From a societal perspective, several advances in avatar production from Porto have been used in research on autism, and the Universitat de Barcelona has carried out research on virtual environments and their potential application to study presence, embodiment or more concrete aspects like anger management. The avatars developed by Zaragoza have also been used in the context of another FP7 project, VERVE, whose goal is to fight social exclusion of the elderly due to issues like memory loss or fear of falling.

Besides publications, many other dissemination activities have been carried out throughout the project. Some highlights include the GOLEM Workshop, carried out in Zaragoza at the end of the project, open to all, where people involved in GOLEM secondments had the chance to present and discuss their latest results. The workshop also had to two invited external speakers, including Henrik Wann Jensen from the University of California San Diego, who won a Technical Achievement Award from Hollywood for his work on simulation of skin, which lead to the creation of Gollum in Lord of the Rings. The skin work from Zaragoza was also presented in top venues, like SIGGRAPH or the Game Developers Conference (both twice, in 2013 and 2014). Other recent dissemination activities include a talk by Prof. John P. Lewis (The Matrix trilogy, Avatar...) in Porto, a Seminar Talk in Virtual Skin at the YOUWIN I Saloon on Videogame and Digital Entertainment (Zaragoza), seminar talks by Crytek developers in Porto, a workshop in Barcelona (by Zaragoza and Microsoft), or the 6th NGO Day in Lisbon, by Microsoft. All these events were open to attendees outside the consortium.

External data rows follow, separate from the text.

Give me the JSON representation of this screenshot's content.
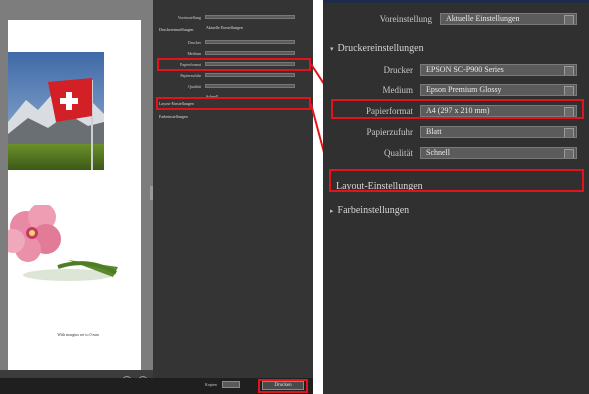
{
  "left_panel": {
    "caption": "With margins set to 0 mm",
    "small_panel": {
      "preset": {
        "label": "Voreinstellung",
        "value": "Aktuelle Einstellungen"
      },
      "printer_section": "Druckereinstellungen",
      "printer": {
        "label": "Drucker",
        "value": "EPSON SC-P900 Series"
      },
      "media": {
        "label": "Medium",
        "value": "Epson Premium Glossy"
      },
      "paper_format": {
        "label": "Papierformat",
        "value": "A4 (297 x 210 mm)"
      },
      "paper_source": {
        "label": "Papierzufuhr",
        "value": "Blatt"
      },
      "quality": {
        "label": "Qualität",
        "value": "Schnell"
      },
      "layout_section": "Layout-Einstellungen",
      "color_section": "Farbeinstellungen"
    },
    "print_button": "Drucken",
    "copies_label": "Kopien"
  },
  "right_panel": {
    "preset": {
      "label": "Voreinstellung",
      "value": "Aktuelle Einstellungen"
    },
    "printer_section": "Druckereinstellungen",
    "printer": {
      "label": "Drucker",
      "value": "EPSON SC-P900 Series"
    },
    "media": {
      "label": "Medium",
      "value": "Epson Premium Glossy"
    },
    "paper_format": {
      "label": "Papierformat",
      "value": "A4 (297 x 210 mm)"
    },
    "paper_source": {
      "label": "Papierzufuhr",
      "value": "Blatt"
    },
    "quality": {
      "label": "Qualität",
      "value": "Schnell"
    },
    "layout_section": "Layout-Einstellungen",
    "color_section": "Farbeinstellungen"
  },
  "colors": {
    "highlight": "#e2141b",
    "panel_bg": "#303030",
    "field_bg": "#5b5b5b"
  }
}
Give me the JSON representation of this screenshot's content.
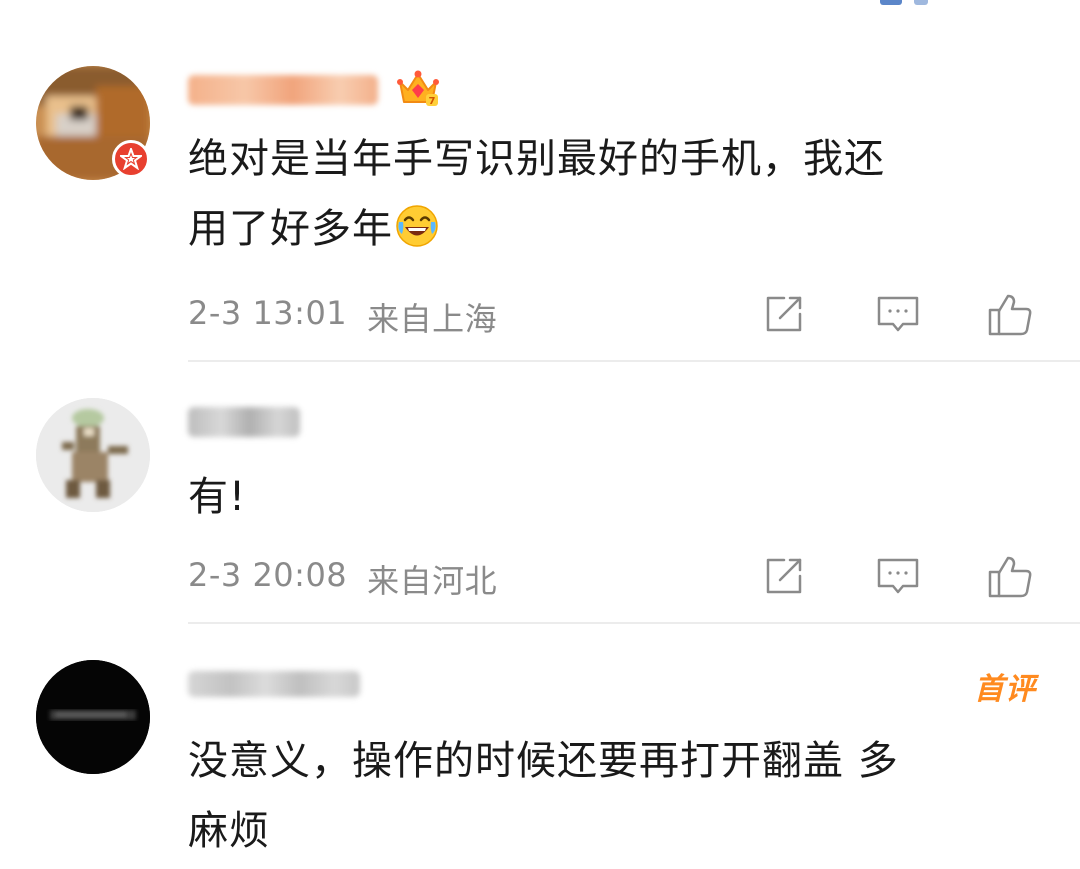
{
  "colors": {
    "text_primary": "#1a1a1a",
    "text_secondary": "#8a8a8a",
    "vip_red": "#e8402f",
    "first_comment_tag": "#ff8a1f",
    "divider": "#ececec"
  },
  "comments": [
    {
      "username": "",
      "username_hidden_note": "",
      "has_vip_crown": true,
      "text_line1": "绝对是当年手写识别最好的手机，我还",
      "text_line2": "用了好多年",
      "emoji": "laughing-crying-emoji",
      "time": "2-3 13:01",
      "location": "来自上海"
    },
    {
      "username": "",
      "text_line1": "有!",
      "time": "2-3 20:08",
      "location": "来自河北"
    },
    {
      "username": "",
      "tag": "首评",
      "text_line1": "没意义，操作的时候还要再打开翻盖 多",
      "text_line2": "麻烦"
    }
  ]
}
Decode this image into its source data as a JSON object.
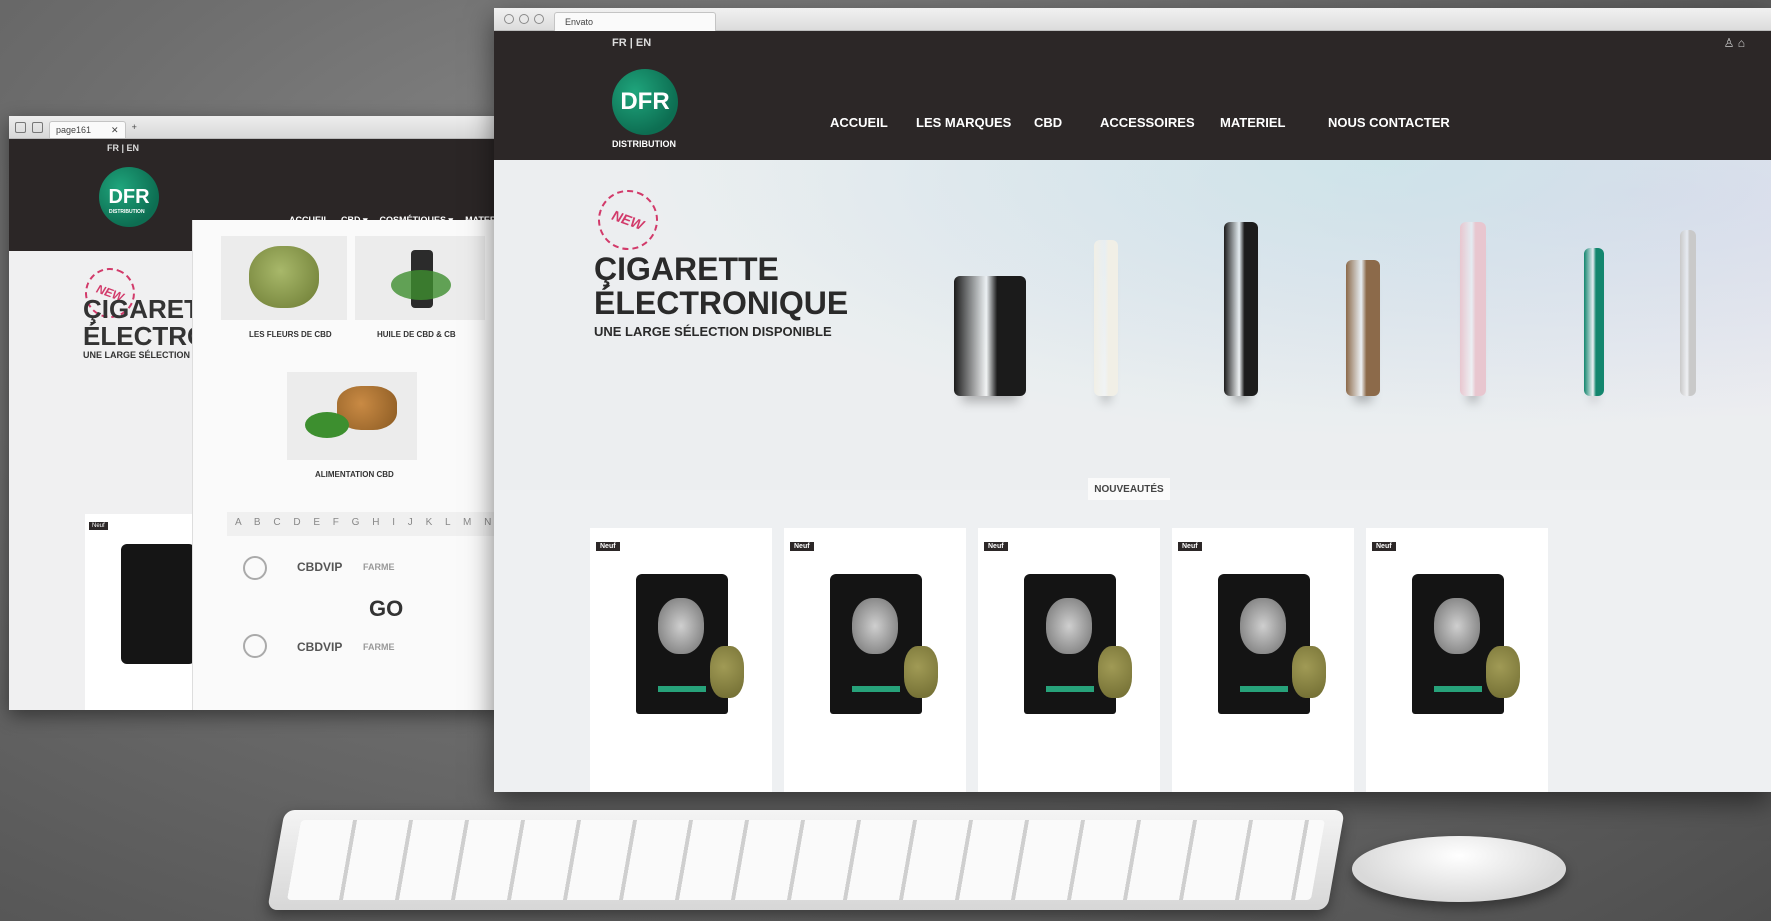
{
  "back_window": {
    "tab_title": "page161",
    "lang": "FR | EN",
    "logo": {
      "mark": "DFR",
      "sub": "DISTRIBUTION"
    },
    "nav": [
      "ACCUEIL",
      "CBD ▾",
      "COSMÉTIQUES ▾",
      "MATER"
    ],
    "hero": {
      "badge": "NEW",
      "title_line1": "ÇIGARETT",
      "title_line2": "ÉLECTRON",
      "subtitle": "UNE LARGE SÉLECTION"
    },
    "categories": [
      "LES FLEURS DE CBD",
      "HUILE DE CBD & CB",
      "ALIMENTATION CBD"
    ],
    "alphabet": "A B C D E F G H I J K L M N O",
    "brands": [
      "CBDVIP",
      "FARME",
      "GO",
      "CBDVIP",
      "FARME"
    ],
    "card_tag": "Neuf"
  },
  "front_window": {
    "tab_title": "Envato",
    "lang": "FR | EN",
    "account_icons": "♙ ⌂",
    "logo": {
      "mark": "DFR",
      "sub": "DISTRIBUTION"
    },
    "nav": [
      {
        "label": "ACCUEIL"
      },
      {
        "label": "LES MARQUES"
      },
      {
        "label": "CBD"
      },
      {
        "label": "ACCESSOIRES"
      },
      {
        "label": "MATERIEL"
      },
      {
        "label": "NOUS CONTACTER"
      }
    ],
    "hero": {
      "badge": "NEW",
      "title_line1": "ÇIGARETTE",
      "title_line2": "ÉLECTRONIQUE",
      "subtitle": "UNE LARGE SÉLECTION DISPONIBLE"
    },
    "section_title": "NOUVEAUTÉS",
    "products": [
      {
        "tag": "Neuf"
      },
      {
        "tag": "Neuf"
      },
      {
        "tag": "Neuf"
      },
      {
        "tag": "Neuf"
      },
      {
        "tag": "Neuf"
      }
    ],
    "vape_colors": [
      "#1b1b1b",
      "#f1efe6",
      "#1c1c1c",
      "#8c6a4a",
      "#e8c6cf",
      "#13866e",
      "#c9c9c9"
    ]
  }
}
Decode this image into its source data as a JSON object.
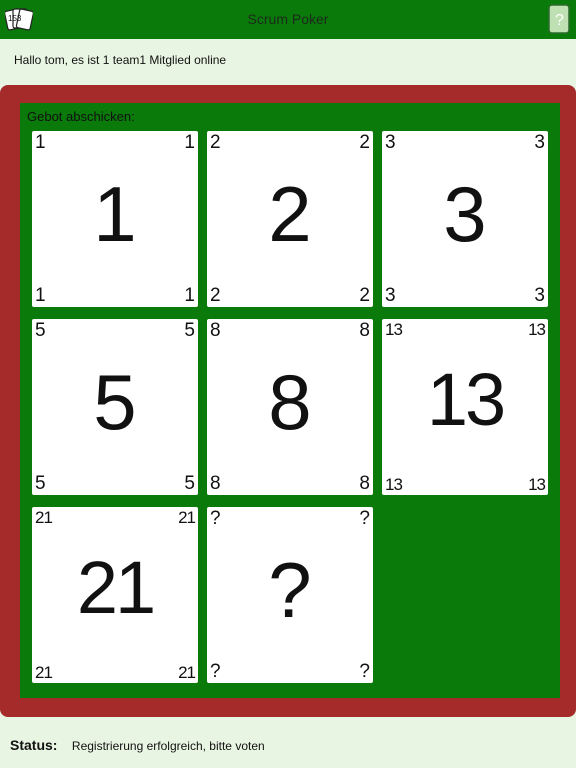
{
  "header": {
    "title": "Scrum Poker",
    "app_icon_text": "153",
    "right_icon_text": "?"
  },
  "greeting": "Hallo tom, es ist 1 team1 Mitglied online",
  "board": {
    "label": "Gebot abschicken:",
    "cards": [
      {
        "value": "1"
      },
      {
        "value": "2"
      },
      {
        "value": "3"
      },
      {
        "value": "5"
      },
      {
        "value": "8"
      },
      {
        "value": "13"
      },
      {
        "value": "21"
      },
      {
        "value": "?"
      }
    ]
  },
  "status": {
    "label": "Status:",
    "text": "Registrierung erfolgreich, bitte voten"
  },
  "colors": {
    "green": "#0a7a0a",
    "red_border": "#a52a2a",
    "background": "#e9f5e3"
  }
}
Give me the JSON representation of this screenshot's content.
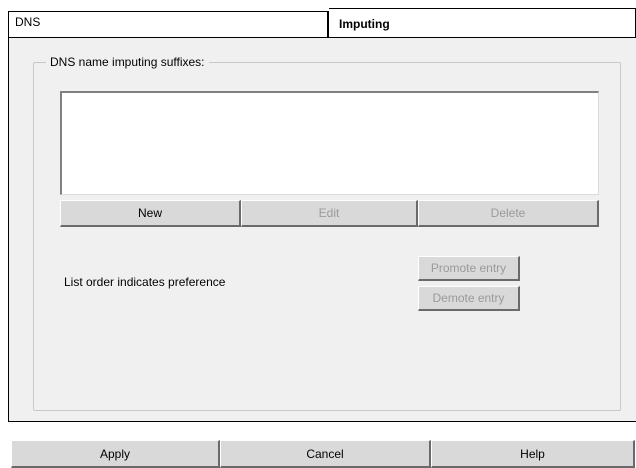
{
  "tabs": [
    {
      "label": "DNS",
      "active": false
    },
    {
      "label": "Imputing",
      "active": true
    }
  ],
  "group": {
    "label": "DNS name imputing suffixes:",
    "items": []
  },
  "list_buttons": {
    "new": "New",
    "edit": "Edit",
    "delete": "Delete"
  },
  "order": {
    "note": "List order indicates preference",
    "promote": "Promote entry",
    "demote": "Demote entry"
  },
  "footer": {
    "apply": "Apply",
    "cancel": "Cancel",
    "help": "Help"
  },
  "colors": {
    "panel": "#f0f0f0",
    "button": "#d9d9d9",
    "disabled_text": "#9a9a9a"
  }
}
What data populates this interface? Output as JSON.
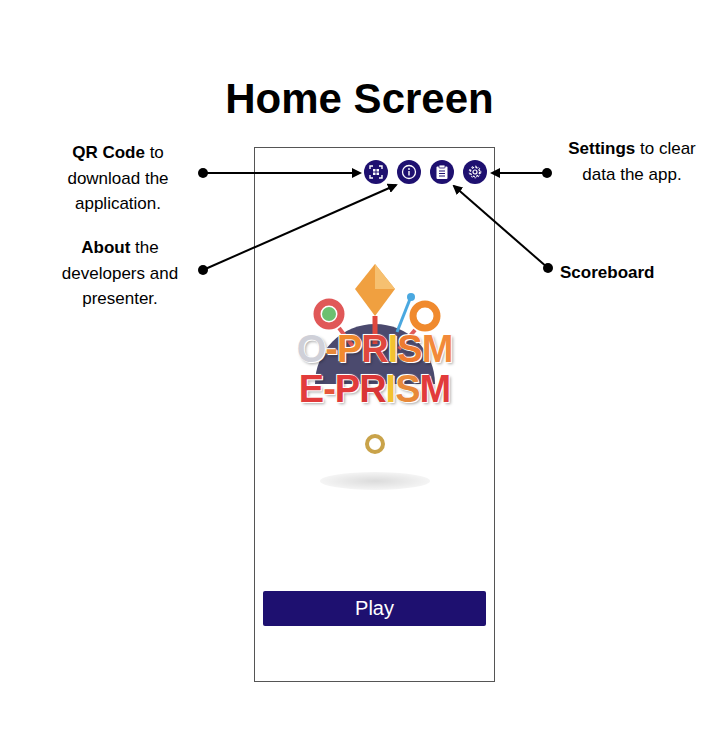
{
  "title": "Home Screen",
  "annotations": [
    {
      "bold": "QR Code",
      "text": " to download the application."
    },
    {
      "bold": "About",
      "text": " the developers and presenter."
    },
    {
      "bold": "Settings",
      "text": " to clear data the app."
    },
    {
      "bold": "Scoreboard"
    }
  ],
  "phone": {
    "toolbar": [
      {
        "kind": "qr"
      },
      {
        "kind": "info"
      },
      {
        "kind": "clipboard"
      },
      {
        "kind": "gear"
      }
    ],
    "logo": {
      "lines": [
        "O-PRISM",
        "E-PRISM"
      ]
    },
    "play_button": {
      "label": "Play"
    }
  }
}
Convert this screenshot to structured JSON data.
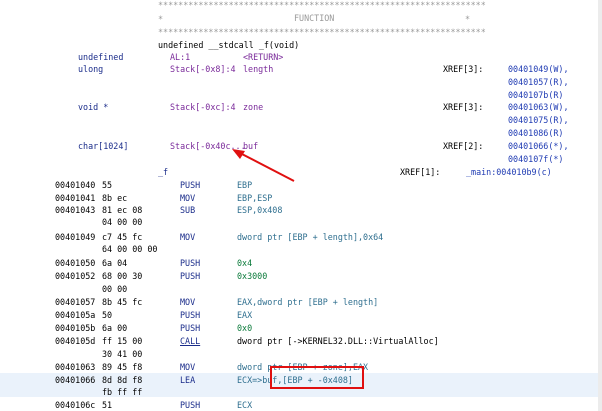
{
  "banner": {
    "stars": "*****************************************************************",
    "edge_star": "*",
    "label": "FUNCTION"
  },
  "signature": "undefined __stdcall _f(void)",
  "vars": [
    {
      "type": "undefined",
      "storage": "AL:1",
      "name": "<RETURN>"
    },
    {
      "type": "ulong",
      "storage": "Stack[-0x8]:4",
      "name": "length",
      "xref_label": "XREF[3]:",
      "xrefs": [
        "00401049(W),",
        "00401057(R),",
        "0040107b(R)"
      ]
    },
    {
      "type": "void *",
      "storage": "Stack[-0xc]:4",
      "name": "zone",
      "xref_label": "XREF[3]:",
      "xrefs": [
        "00401063(W),",
        "00401075(R),",
        "00401086(R)"
      ]
    },
    {
      "type": "char[1024]",
      "storage": "Stack[-0x40c...",
      "name": "buf",
      "xref_label": "XREF[2]:",
      "xrefs": [
        "00401066(*),",
        "0040107f(*)"
      ]
    }
  ],
  "function_label": {
    "name": "_f",
    "xref_label": "XREF[1]:",
    "xref": "_main:004010b9(c)"
  },
  "instructions": [
    {
      "addr": "00401040",
      "bytes": "55",
      "mnemonic": "PUSH",
      "operands": "EBP"
    },
    {
      "addr": "00401041",
      "bytes": "8b ec",
      "mnemonic": "MOV",
      "operands": "EBP,ESP"
    },
    {
      "addr": "00401043",
      "bytes": "81 ec 08",
      "bytes2": "04 00 00",
      "mnemonic": "SUB",
      "operands": "ESP,0x408"
    },
    {
      "addr": "00401049",
      "bytes": "c7 45 fc",
      "bytes2": "64 00 00 00",
      "mnemonic": "MOV",
      "operands": "dword ptr [EBP + length],0x64"
    },
    {
      "addr": "00401050",
      "bytes": "6a 04",
      "mnemonic": "PUSH",
      "operands": "0x4"
    },
    {
      "addr": "00401052",
      "bytes": "68 00 30",
      "bytes2": "00 00",
      "mnemonic": "PUSH",
      "operands": "0x3000"
    },
    {
      "addr": "00401057",
      "bytes": "8b 45 fc",
      "mnemonic": "MOV",
      "operands": "EAX,dword ptr [EBP + length]"
    },
    {
      "addr": "0040105a",
      "bytes": "50",
      "mnemonic": "PUSH",
      "operands": "EAX"
    },
    {
      "addr": "0040105b",
      "bytes": "6a 00",
      "mnemonic": "PUSH",
      "operands": "0x0"
    },
    {
      "addr": "0040105d",
      "bytes": "ff 15 00",
      "bytes2": "30 41 00",
      "mnemonic": "CALL",
      "operands": "dword ptr [->KERNEL32.DLL::VirtualAlloc]"
    },
    {
      "addr": "00401063",
      "bytes": "89 45 f8",
      "mnemonic": "MOV",
      "operands": "dword ptr [EBP + zone],EAX"
    },
    {
      "addr": "00401066",
      "bytes": "8d 8d f8",
      "bytes2": "fb ff ff",
      "mnemonic": "LEA",
      "operands": "ECX=>buf,[EBP + -0x408]"
    },
    {
      "addr": "0040106c",
      "bytes": "51",
      "mnemonic": "PUSH",
      "operands": "ECX"
    }
  ],
  "colors": {
    "annotation": "#e01010",
    "highlight_row": "#eaf2fb"
  }
}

Despite the large number of advances, there is still work ahead. The most important is the creation of a unified framework where all the technology developed can be applied, from acquisition to final render. This is mostly an engineering effort, although a considerable one. Integrating the ultra-realistic virtual humans into existing virtual reality applications poses another interesting problem, since the high degree of realism of the characters will need to be matched by everything else in the simulation. Last, we believe our virtual humans can be instrumental in future studies about the uncanny valley.